He spoke of the steps the workers would take when seizing power. He then said these were not the steps that would be taken but he had outlined them in order to provoke thinking on the matter. This and other meetings led to him being again arrested. He was given a five years’ sentence.

Following his release in December, 1918, he threw himself into the struggle again. He had differences with some of the Clydeside leaders. He fell out with some members of the EC of the British Socialist Party over an attempt to get him to drop all his work and concentrate on the Hands off Russia Committee. He left the BSP and re-issued the Vanguard. The branch of the BSP of which I was secretary, broke from the party about the same time. In 1920, I was dismissed from my job, John proposed that I work with him on a propaganda campaign. This led to the formation of a team known as The Tramp Trust Unlimited. We covered the whole of Scotland. There were clashes with the Communist Party formed later in 1920. John held that Moscow could not dictate to Glasgow.

He agreed with Communist Party policy but was opposed to its make-up so far as leadership was concerned. He later advocated the formation of a Scottish Communist Party.

Unemployed struggles

In November 1920, we convened the first meeting of the unemployed. On John’s suggestion the unemployed marched to the City Chambers where a deputation met Wheatley, Shinwell, Dollan and others. This began a new struggle. Similar activities led by Wal Hannington, in London, led to the formation of a national unemployed organization.

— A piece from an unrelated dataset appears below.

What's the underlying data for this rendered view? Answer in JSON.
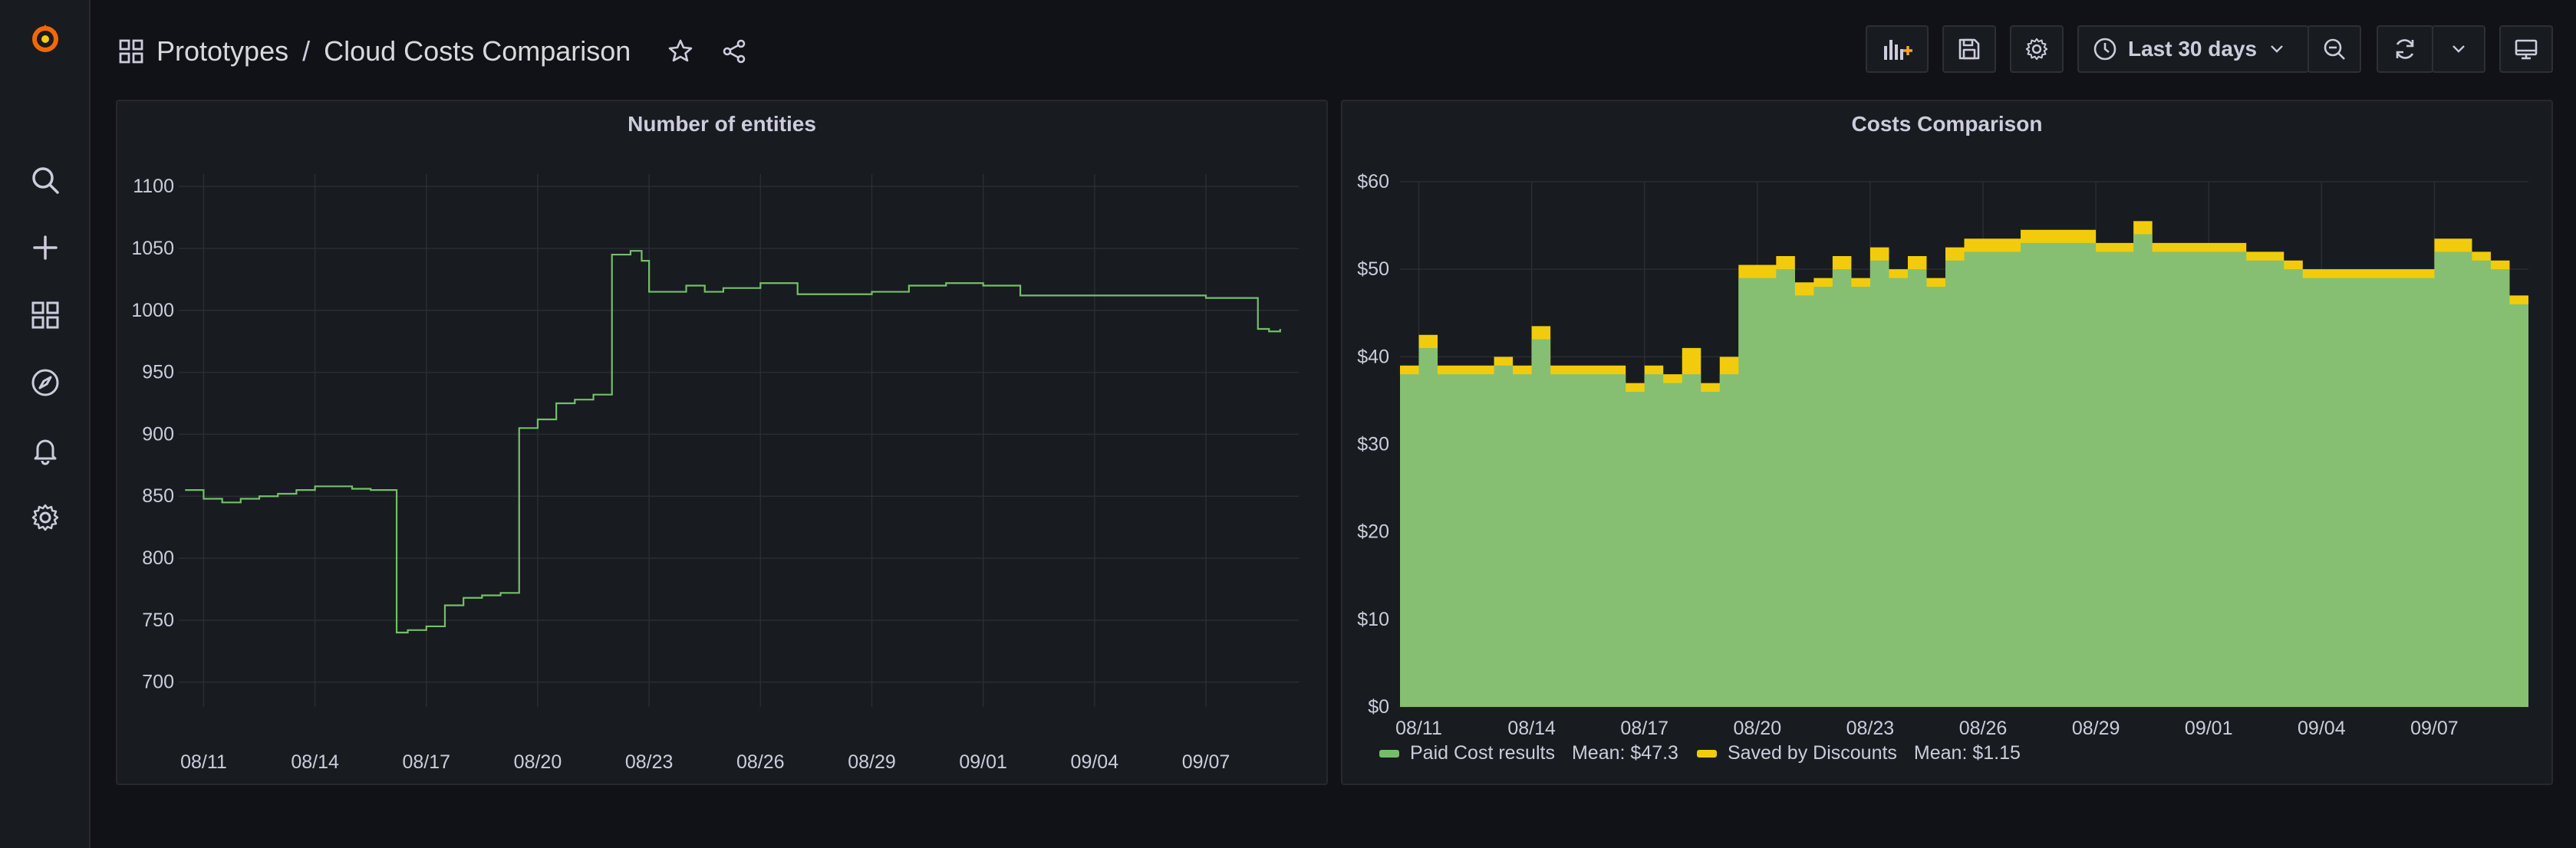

John Maclean was taken away from this, in 1921, when he was arrested for speeches to locked-out miners. He was given three months’ imprisonment. He was tried in Airdrie and made a speech it his defence.

Again in 1922 he was arrested for speeches to the unemployed. During his trial the court was cleared because of cheers given to statements he made. He was given a twelve months’ sentence. Later, I was arrested. On my release I joined the Communist Party. I last saw John in May 1923, when he came to protest against my eviction from my house. We both marched crowds to the place and spoke on two different platforms.

A step ahead

I left Glasgow on August of the same year in search of a job. He died in November. Thousands of workers attended his funeral, his coffin being carried by four ILP members of Parliament.

This was the end of a man who sacrificed himself for the movement. He was recognised by Lenin. His classes were known about in Germany during the war. He educated the Socialists of Clydeside and of Scotland.

There are many gaps in this account of my memories of John Maclean. Let me say that he had a greater influence on me than any man I have ever known. He was often out of step because he was a step ahead.

Last updated on 29 June 2014